Meyzer C.,Unite Of Recherche Clinique Paris Center |
Meyzer C.,University of Paris Descartes |
Frange P.,University of Paris Descartes |
Chappuy H.,Unite Of Recherche Clinique Paris Center |
And 12 more authors.
Pediatric Infectious Disease Journal
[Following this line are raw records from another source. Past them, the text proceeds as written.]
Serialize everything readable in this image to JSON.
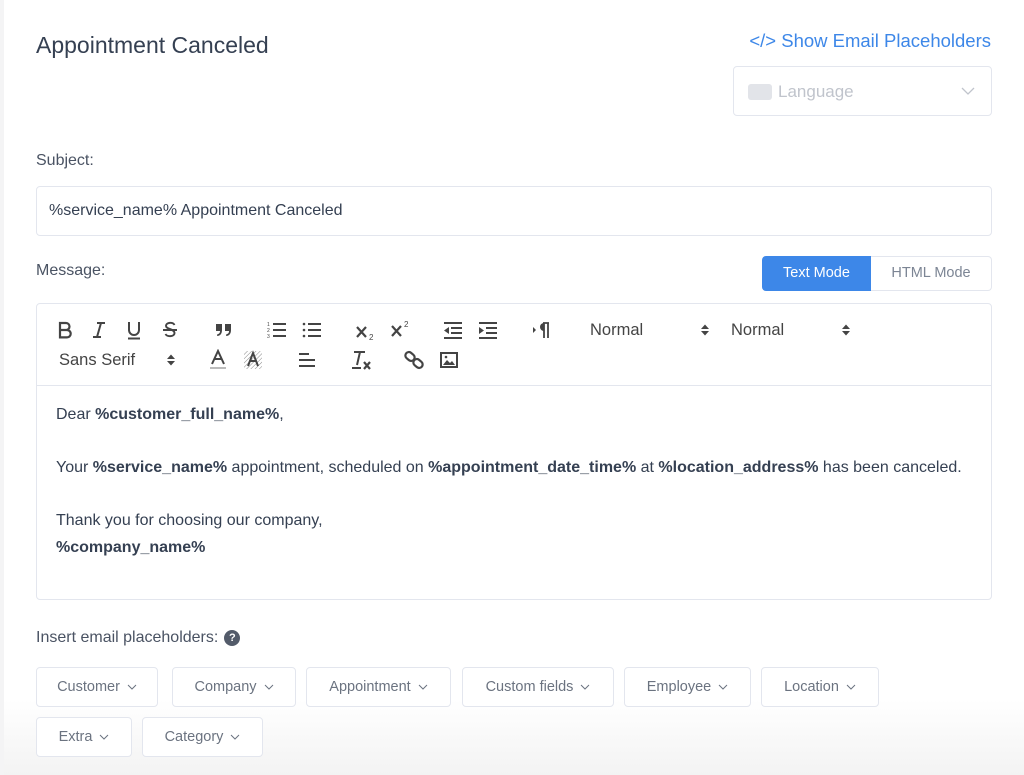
{
  "header": {
    "title": "Appointment Canceled",
    "show_placeholders_label": "</> Show Email Placeholders",
    "language_placeholder": "Language"
  },
  "subject": {
    "label": "Subject:",
    "value": "%service_name% Appointment Canceled"
  },
  "message": {
    "label": "Message:",
    "modes": [
      {
        "label": "Text Mode",
        "active": true
      },
      {
        "label": "HTML Mode",
        "active": false
      }
    ],
    "toolbar": {
      "icons": [
        "bold-icon",
        "italic-icon",
        "underline-icon",
        "strikethrough-icon",
        "blockquote-icon",
        "ordered-list-icon",
        "bullet-list-icon",
        "subscript-icon",
        "superscript-icon",
        "outdent-icon",
        "indent-icon",
        "text-direction-icon",
        "font-color-icon",
        "background-color-icon",
        "align-icon",
        "clear-formatting-icon",
        "link-icon",
        "image-icon"
      ],
      "size_select": "Normal",
      "header_select": "Normal",
      "font_select": "Sans Serif"
    },
    "body": {
      "line1_prefix": "Dear ",
      "line1_ph": "%customer_full_name%",
      "line1_suffix": ",",
      "line2_a": "Your ",
      "line2_ph1": "%service_name%",
      "line2_b": " appointment, scheduled on ",
      "line2_ph2": "%appointment_date_time%",
      "line2_c": " at ",
      "line2_ph3": "%location_address%",
      "line2_d": " has been canceled.",
      "line3": "Thank you for choosing our company,",
      "line4_ph": "%company_name%"
    }
  },
  "placeholders": {
    "label": "Insert email placeholders:",
    "help": "?",
    "buttons": [
      "Customer",
      "Company",
      "Appointment",
      "Custom fields",
      "Employee",
      "Location",
      "Extra",
      "Category"
    ]
  },
  "colors": {
    "accent": "#3d87e8",
    "text": "#354052",
    "border": "#e3e6ee"
  }
}
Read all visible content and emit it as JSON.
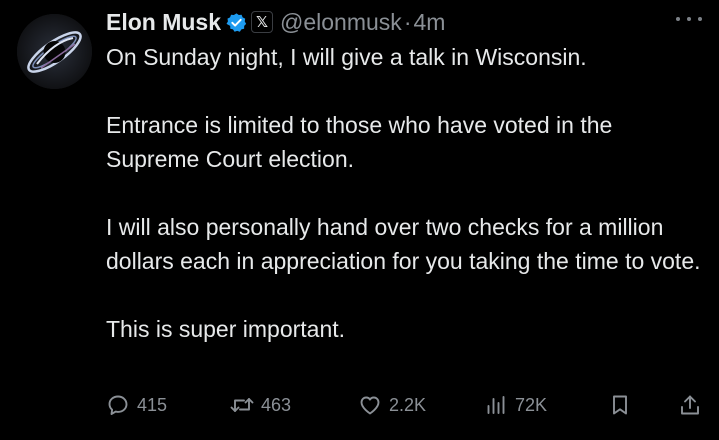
{
  "author": {
    "display_name": "Elon Musk",
    "verified_icon": "verified-badge-icon",
    "affiliate_icon": "x-logo-icon",
    "x_badge_glyph": "𝕏",
    "handle": "@elonmusk",
    "separator": "·",
    "time_ago": "4m"
  },
  "post": {
    "paragraphs": [
      "On Sunday night, I will give a talk in Wisconsin.",
      "Entrance is limited to those who have voted in the Supreme Court election.",
      "I will also personally hand over two checks for a million dollars each in appreciation for you taking the time to vote.",
      "This is super important."
    ]
  },
  "actions": {
    "replies": "415",
    "reposts": "463",
    "likes": "2.2K",
    "views": "72K"
  },
  "colors": {
    "background": "#000000",
    "text": "#e7e9ea",
    "secondary_text": "#8b9096",
    "verified_blue": "#1d9bf0"
  }
}
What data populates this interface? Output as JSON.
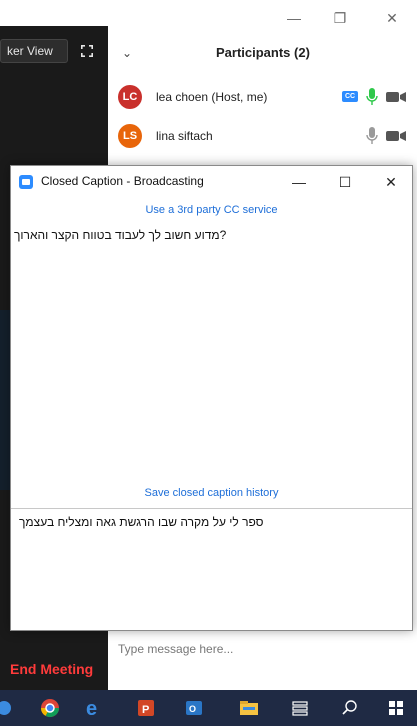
{
  "meeting": {
    "view_button_label": "ker View",
    "end_meeting_label": "End Meeting"
  },
  "window_controls": {
    "minimize": "—",
    "restore": "❐",
    "close": "✕"
  },
  "participants": {
    "title": "Participants (2)",
    "items": [
      {
        "initials": "LC",
        "name": "lea choen (Host, me)",
        "avatar_color": "#c9302c",
        "cc_badge": "CC"
      },
      {
        "initials": "LS",
        "name": "lina siftach",
        "avatar_color": "#e8650a"
      }
    ]
  },
  "chat": {
    "placeholder": "Type message here..."
  },
  "cc_dialog": {
    "title": "Closed Caption - Broadcasting",
    "minimize": "—",
    "maximize": "☐",
    "close": "✕",
    "third_party_link": "Use a 3rd party CC service",
    "caption_text": "?מדוע חשוב לך לעבוד בטווח הקצר והארוך",
    "save_history_link": "Save closed caption history",
    "input_text": "ספר לי על מקרה שבו הרגשת גאה ומצליח בעצמך"
  },
  "colors": {
    "accent_blue": "#2d8cff",
    "link_blue": "#1d6ed8",
    "end_meeting_red": "#ff3b3b",
    "mic_green": "#2ec84a"
  },
  "taskbar": {
    "icons": [
      "browser-icon",
      "chrome-icon",
      "edge-icon",
      "powerpoint-icon",
      "outlook-icon",
      "file-explorer-icon",
      "task-view-icon",
      "search-icon",
      "windows-icon"
    ]
  }
}
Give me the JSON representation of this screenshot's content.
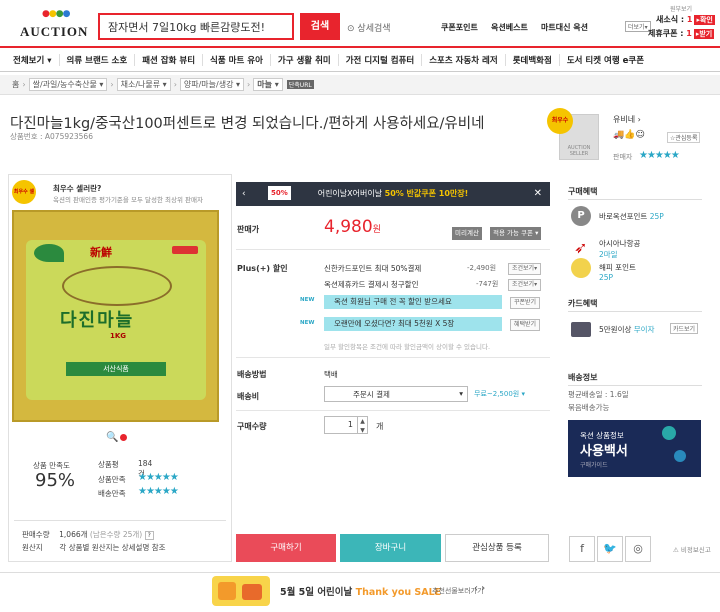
{
  "header": {
    "logo": "AUCTION",
    "search_value": "잠자면서 7일10kg 빠른감량도전!",
    "search_button": "검색",
    "detail_search": "상세검색",
    "links": [
      "쿠폰포인트",
      "옥션베스트",
      "마트대신 옥션"
    ],
    "more_label": "더보기",
    "right_top": "원부보기",
    "new_msg_label": "새소식",
    "new_msg_count": "1",
    "confirm_label": "확인",
    "coupon_label": "제휴쿠폰",
    "coupon_count": "1",
    "receive_label": "받기"
  },
  "gnb": [
    "전체보기",
    "의류 브랜드 소호",
    "패션 잡화 뷰티",
    "식품 마트 유아",
    "가구 생활 취미",
    "가전 디지털 컴퓨터",
    "스포츠 자동차 레저",
    "롯데백화점",
    "도서 티켓 여행 e쿠폰"
  ],
  "breadcrumb": {
    "home": "홈",
    "items": [
      "쌀/과일/농수축산물",
      "채소/나물류",
      "양파/마늘/생강",
      "마늘"
    ],
    "tag": "단축URL"
  },
  "product": {
    "title": "다진마늘1kg/중국산100퍼센트로 변경 되었습니다./편하게 사용하세요/유비네",
    "id_label": "상품번호 : A075923566"
  },
  "seller": {
    "badge": "최우수",
    "box_label": "AUCTION SELLER",
    "name": "유비네",
    "fav_label": "관심등록",
    "pref_label": "판매자",
    "stars": "★★★★★"
  },
  "left": {
    "best_badge": "최우수 셀러",
    "best_title": "최우수 셀러란?",
    "best_desc": "옥션의 판매인증 평가기준을 모두 달성한 최상위 판매자",
    "image_text": {
      "hanja": "新鮮",
      "name": "다진마늘",
      "weight": "1KG",
      "maker": "서산식품"
    },
    "satisfaction_label": "상품 만족도",
    "satisfaction_value": "95%",
    "stats": [
      {
        "label": "상품평",
        "value": "184건"
      },
      {
        "label": "상품만족",
        "value": "★★★★★"
      },
      {
        "label": "배송만족",
        "value": "★★★★★"
      }
    ],
    "sales_label": "판매수량",
    "sales_value": "1,066개",
    "sales_remain": "(남은수량 25개)",
    "origin_label": "원산지",
    "origin_value": "각 상품별 원산지는 상세설명 참조"
  },
  "promo": {
    "badge": "50%",
    "text_a": "어린이날X어버이날",
    "text_b": "50% 반값쿠폰 10만장!"
  },
  "price": {
    "label": "판매가",
    "value": "4,980",
    "unit": "원",
    "calc_btn": "미리계산",
    "coupon_btn": "적용 가능 쿠폰"
  },
  "plus": {
    "label": "Plus(+) 할인",
    "rows": [
      {
        "text": "신한카드포인트 최대 50%결제",
        "amount": "-2,490원",
        "btn": "조건보기"
      },
      {
        "text": "옥션제휴카드 결제시 청구할인",
        "amount": "-747원",
        "btn": "조건보기"
      }
    ],
    "new_label": "NEW",
    "promo_rows": [
      {
        "text": "옥션 회원님 구매 전 꼭 할인 받으세요",
        "btn": "꾸폰받기"
      },
      {
        "text": "오랜만에 오셨다면? 최대 5천원 X 5장",
        "btn": "혜택받기"
      }
    ],
    "note": "일부 할인항목은 조건에 따라 할인금액이 상이할 수 있습니다."
  },
  "shipping": {
    "method_label": "배송방법",
    "method_value": "택배",
    "fee_label": "배송비",
    "fee_select": "주문시 결제",
    "fee_value": "무료~2,500원",
    "qty_label": "구매수량",
    "qty_value": "1",
    "qty_unit": "개"
  },
  "actions": {
    "buy": "구매하기",
    "cart": "장바구니",
    "wish": "관심상품 등록"
  },
  "right": {
    "benefit_title": "구매혜택",
    "benefits": [
      {
        "name": "바로옥션포인트",
        "value": "25P"
      },
      {
        "name": "아시아나항공",
        "value": "2마일"
      },
      {
        "name": "해피 포인트",
        "value": "25P"
      }
    ],
    "card_title": "카드혜택",
    "card_text": "5만원이상",
    "card_value": "무이자",
    "card_btn": "카드보기",
    "delivery_title": "배송정보",
    "avg": "평균배송일 : 1.6일",
    "free": "묶음배송가능",
    "banner_t1": "옥션 상품정보",
    "banner_t2": "사용백서",
    "banner_t3": "구매가이드",
    "report": "비정보신고"
  },
  "footer": {
    "text_a": "5월 5일 어린이날",
    "text_b": "Thank you SALE",
    "sub": "추천선물보러가기"
  }
}
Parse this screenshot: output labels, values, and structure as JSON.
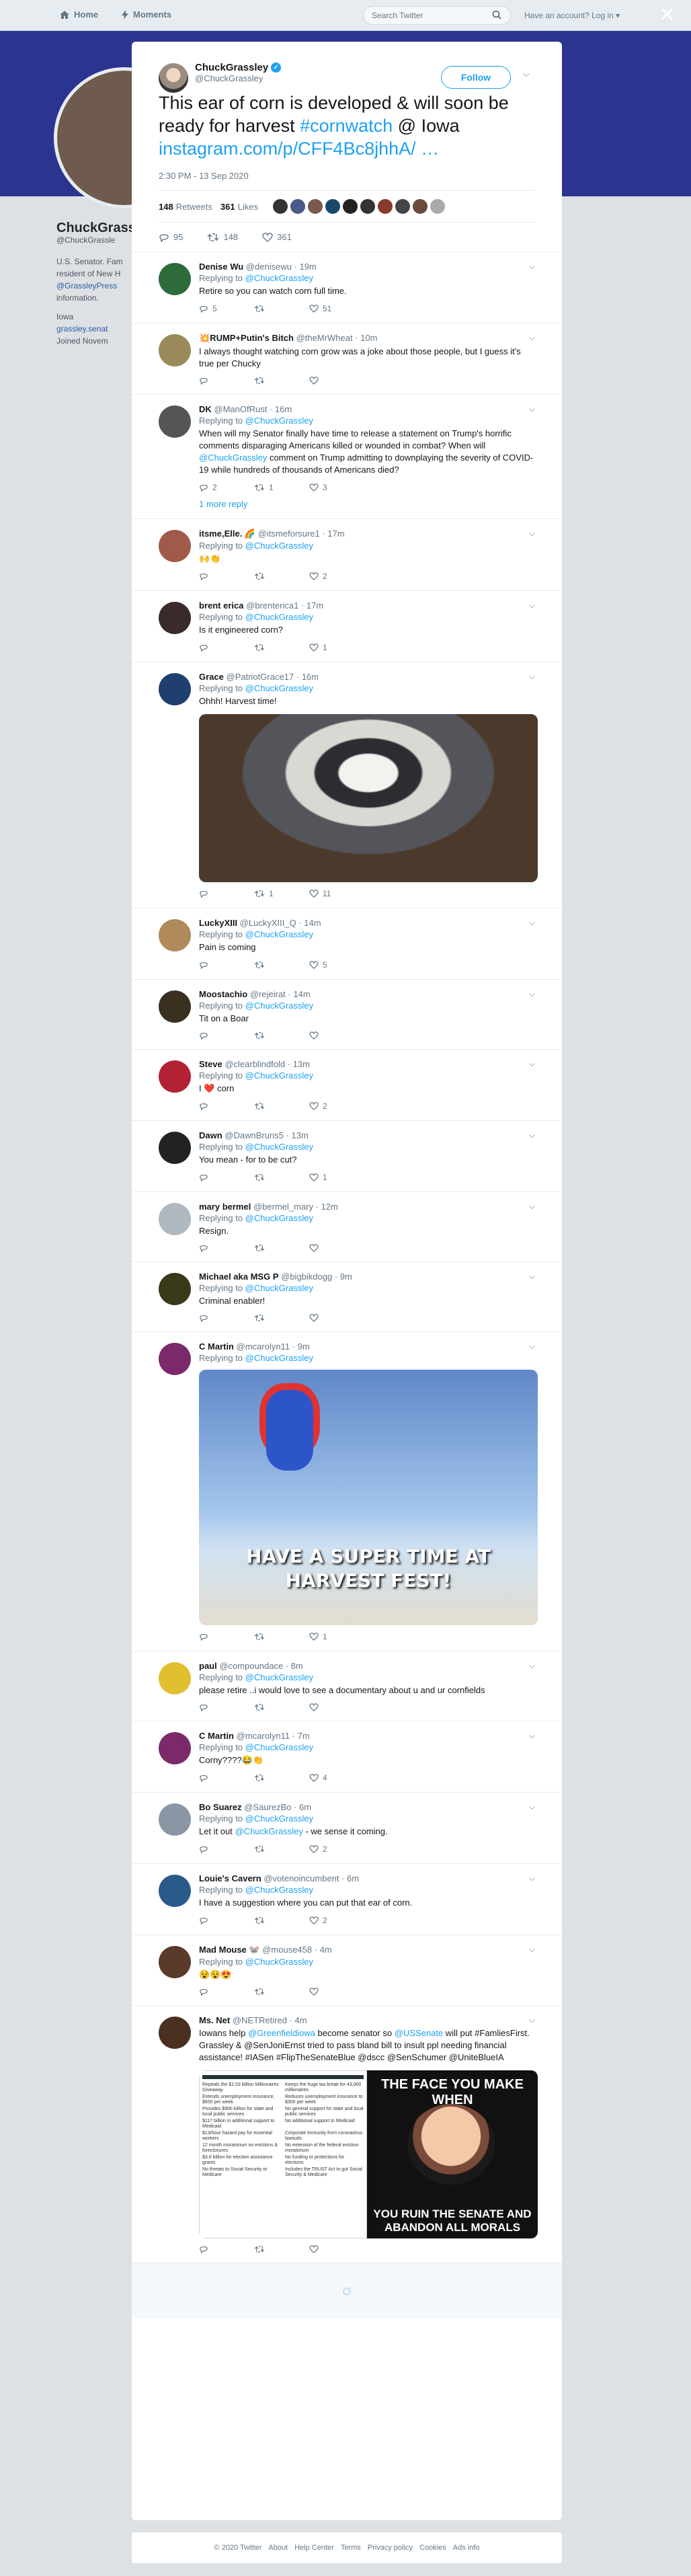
{
  "nav": {
    "home": "Home",
    "moments": "Moments",
    "search_placeholder": "Search Twitter",
    "account_prompt": "Have an account? Log in ▾"
  },
  "background_profile": {
    "name": "ChuckGrassl",
    "handle": "@ChuckGrassle",
    "bio1": "U.S. Senator. Fam",
    "bio2": "resident of New H",
    "bio3": "@GrassleyPress",
    "bio4": "information.",
    "location": "Iowa",
    "website": "grassley.senat",
    "joined": "Joined Novem"
  },
  "tweet": {
    "name": "ChuckGrassley",
    "handle": "@ChuckGrassley",
    "follow_label": "Follow",
    "text_main": "This ear of corn is developed & will soon be ready for harvest ",
    "hashtag": "#cornwatch",
    "text_loc": " @ Iowa",
    "link": "instagram.com/p/CFF4Bc8jhhA/ …",
    "time": "2:30 PM - 13 Sep 2020",
    "retweets": "148",
    "retweets_label": "Retweets",
    "likes": "361",
    "likes_label": "Likes",
    "reply_count": "95",
    "retweet_count": "148",
    "like_count": "361"
  },
  "likers_colors": [
    "#333",
    "#4a5a8a",
    "#7a5a4a",
    "#1a4a6a",
    "#222",
    "#333",
    "#8a3a2a",
    "#444",
    "#6a4a3a",
    "#aaa"
  ],
  "replying_to": "Replying to ",
  "replies": [
    {
      "name": "Denise Wu",
      "handle": "@denisewu",
      "time": "19m",
      "to": "@ChuckGrassley",
      "text": "Retire so you can watch corn full time.",
      "reply": "5",
      "rt": "",
      "like": "51",
      "color": "#2d6b3b"
    },
    {
      "name": "💥RUMP+Putin's Bitch",
      "handle": "@theMrWheat",
      "time": "10m",
      "to": "",
      "text": "I always thought watching corn grow was a joke about those people, but I guess it's true per Chucky",
      "reply": "",
      "rt": "",
      "like": "",
      "color": "#9a8a5a"
    },
    {
      "name": "DK",
      "handle": "@ManOfRust",
      "time": "16m",
      "to": "@ChuckGrassley",
      "text": "When will my Senator finally have time to release a statement on Trump's horrific comments disparaging Americans killed or wounded in combat? When will ",
      "mention": "@ChuckGrassley",
      "text2": " comment on Trump admitting to downplaying the severity of COVID-19 while hundreds of thousands of Americans died?",
      "reply": "2",
      "rt": "1",
      "like": "3",
      "color": "#555",
      "more": "1 more reply"
    },
    {
      "name": "itsme,Elle. 🌈",
      "handle": "@itsmeforsure1",
      "time": "17m",
      "to": "@ChuckGrassley",
      "text": "🙌👏",
      "reply": "",
      "rt": "",
      "like": "2",
      "color": "#a05a4a"
    },
    {
      "name": "brent erica",
      "handle": "@brenterica1",
      "time": "17m",
      "to": "@ChuckGrassley",
      "text": "Is it engineered corn?",
      "reply": "",
      "rt": "",
      "like": "1",
      "color": "#3a2a2a"
    },
    {
      "name": "Grace",
      "handle": "@PatriotGrace17",
      "time": "16m",
      "to": "@ChuckGrassley",
      "text": "Ohhh! Harvest time!",
      "reply": "",
      "rt": "1",
      "like": "11",
      "color": "#1f3f6f"
    },
    {
      "name": "LuckyXIII",
      "handle": "@LuckyXIII_Q",
      "time": "14m",
      "to": "@ChuckGrassley",
      "text": "Pain is coming",
      "reply": "",
      "rt": "",
      "like": "5",
      "color": "#b08a5a"
    },
    {
      "name": "Moostachio",
      "handle": "@rejeirat",
      "time": "14m",
      "to": "@ChuckGrassley",
      "text": "Tit on a Boar",
      "reply": "",
      "rt": "",
      "like": "",
      "color": "#3a3020"
    },
    {
      "name": "Steve",
      "handle": "@clearblindfold",
      "time": "13m",
      "to": "@ChuckGrassley",
      "text": "I ❤️ corn",
      "reply": "",
      "rt": "",
      "like": "2",
      "color": "#b22234"
    },
    {
      "name": "Dawn",
      "handle": "@DawnBruns5",
      "time": "13m",
      "to": "@ChuckGrassley",
      "text": "You mean - for to be cut?",
      "reply": "",
      "rt": "",
      "like": "1",
      "color": "#222"
    },
    {
      "name": "mary bermel",
      "handle": "@bermel_mary",
      "time": "12m",
      "to": "@ChuckGrassley",
      "text": "Resign.",
      "reply": "",
      "rt": "",
      "like": "",
      "color": "#b0b8c0"
    },
    {
      "name": "Michael aka MSG P",
      "handle": "@bigbikdogg",
      "time": "9m",
      "to": "@ChuckGrassley",
      "text": "Criminal enabler!",
      "reply": "",
      "rt": "",
      "like": "",
      "color": "#3a3a1a"
    },
    {
      "name": "C Martin",
      "handle": "@mcarolyn11",
      "time": "9m",
      "to": "@ChuckGrassley",
      "text": "",
      "reply": "",
      "rt": "",
      "like": "1",
      "color": "#7a2a6a"
    },
    {
      "name": "paul",
      "handle": "@compoundace",
      "time": "8m",
      "to": "@ChuckGrassley",
      "text": "please retire ..i would love to see a documentary about u and ur cornfields",
      "reply": "",
      "rt": "",
      "like": "",
      "color": "#e0c030"
    },
    {
      "name": "C Martin",
      "handle": "@mcarolyn11",
      "time": "7m",
      "to": "@ChuckGrassley",
      "text": "Corny????😂👏",
      "reply": "",
      "rt": "",
      "like": "4",
      "color": "#7a2a6a"
    },
    {
      "name": "Bo Suarez",
      "handle": "@SaurezBo",
      "time": "6m",
      "to": "@ChuckGrassley",
      "text": "Let it out ",
      "mention": "@ChuckGrassley",
      "text2": " - we sense it coming.",
      "reply": "",
      "rt": "",
      "like": "2",
      "color": "#8a96a3"
    },
    {
      "name": "Louie's Cavern",
      "handle": "@votenoincumbent",
      "time": "6m",
      "to": "@ChuckGrassley",
      "text": "I have a suggestion where you can put that ear of corn.",
      "reply": "",
      "rt": "",
      "like": "2",
      "color": "#2a5a8a"
    },
    {
      "name": "Mad Mouse 🐭",
      "handle": "@mouse458",
      "time": "4m",
      "to": "@ChuckGrassley",
      "text": "😵😵😍",
      "reply": "",
      "rt": "",
      "like": "",
      "color": "#5a3a2a"
    },
    {
      "name": "Ms. Net",
      "handle": "@NETRetired",
      "time": "4m",
      "to": "",
      "text": "Iowans help ",
      "mention": "@Greenfieldiowa",
      "text2": " become senator so ",
      "mention2": "@USSenate",
      "text3": " will put #FamliesFirst. Grassley & @SenJoniErnst tried to pass bland bill to insult ppl needing financial assistance! #IASen #FlipTheSenateBlue @dscc @SenSchumer @UniteBlueIA",
      "reply": "",
      "rt": "",
      "like": "",
      "color": "#4a3020"
    }
  ],
  "gif_caption": "HAVE A SUPER TIME AT HARVEST FEST!",
  "collage_right_top": "THE FACE YOU MAKE WHEN",
  "collage_right_bottom": "YOU RUIN THE SENATE AND ABANDON ALL MORALS",
  "collage_left_rows": [
    "Repeals the $1.53 billion Millionaires Giveaway",
    "Keeps the huge tax break for 43,000 millionaires",
    "Extends unemployment insurance, $600 per week",
    "Reduces unemployment insurance to $300 per week",
    "Provides $900 billion for state and local public services",
    "No general support for state and local public services",
    "$117 billion in additional support to Medicaid",
    "No additional support to Medicaid",
    "$13/hour hazard pay for essential workers",
    "Corporate immunity from coronavirus lawsuits",
    "12 month moratorium on evictions & foreclosures",
    "No extension of the federal eviction moratorium",
    "$3.6 billion for election assistance grants",
    "No funding or protections for elections",
    "No threats to Social Security or Medicare",
    "Includes the TRUST Act to gut Social Security & Medicare"
  ],
  "footer": [
    "© 2020 Twitter",
    "About",
    "Help Center",
    "Terms",
    "Privacy policy",
    "Cookies",
    "Ads info"
  ]
}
BACKGROUND: Vitamin D insufficiency and HIV infection are both risk factors for chronic disorders, so it is important to consider vitamin D status in HIV-infected patients. METHODS: We prospectively investigated serum 25-hydroxyvitamin D (25(OH)D) concentrations, determined by radioimmunoassay, in 113 HIV-infected children (age ≤24 years) and 54 healthy controls matched for age and phototype. We assessed the prevalence of vitamin D deficiency and insufficiency (VDD and VDI) defined as 25(OH)D titers of <10 ng/mL and between 10 and 30 ng/mL, respectively, and their predictive factors. RESULTS: The overall prevalence of VDD and VDI was 38.9% and 58.7%, respectively. Mean serum 25(OH)D concentrations were significantly higher in the HIV group than the control group (14.2 ± 6.9 ng/mL vs. 10.4 ± 5 ng/mL, P < 0.001). Variables significantly associated with low serum 25(OH)D concentrations in HIV-infected children were dark phototype (P < 0.001) and age (r = -0.19, P = 0.03). Patients receiving efavirenz had a trend toward lower serum 25(OH)D concentrations (11.1 ± 4.6 ng/mL vs. 14.6 ± 7 ng/mL, P = 0.1). Dark phototype was the only independent risk factor for VDD in HIV-infected children (odds ratio = 14.6; 95% confidence interval: 2.4-89.9, P = 0.004). CONCLUSIONS: VDD and VDI were common in both HIV-infected and control groups, and serum 25(OH)D concentrations were significantly lower in controls than in HIV-infected children. Copyright © 2013 by Lippincott Williams & Wilkins. Source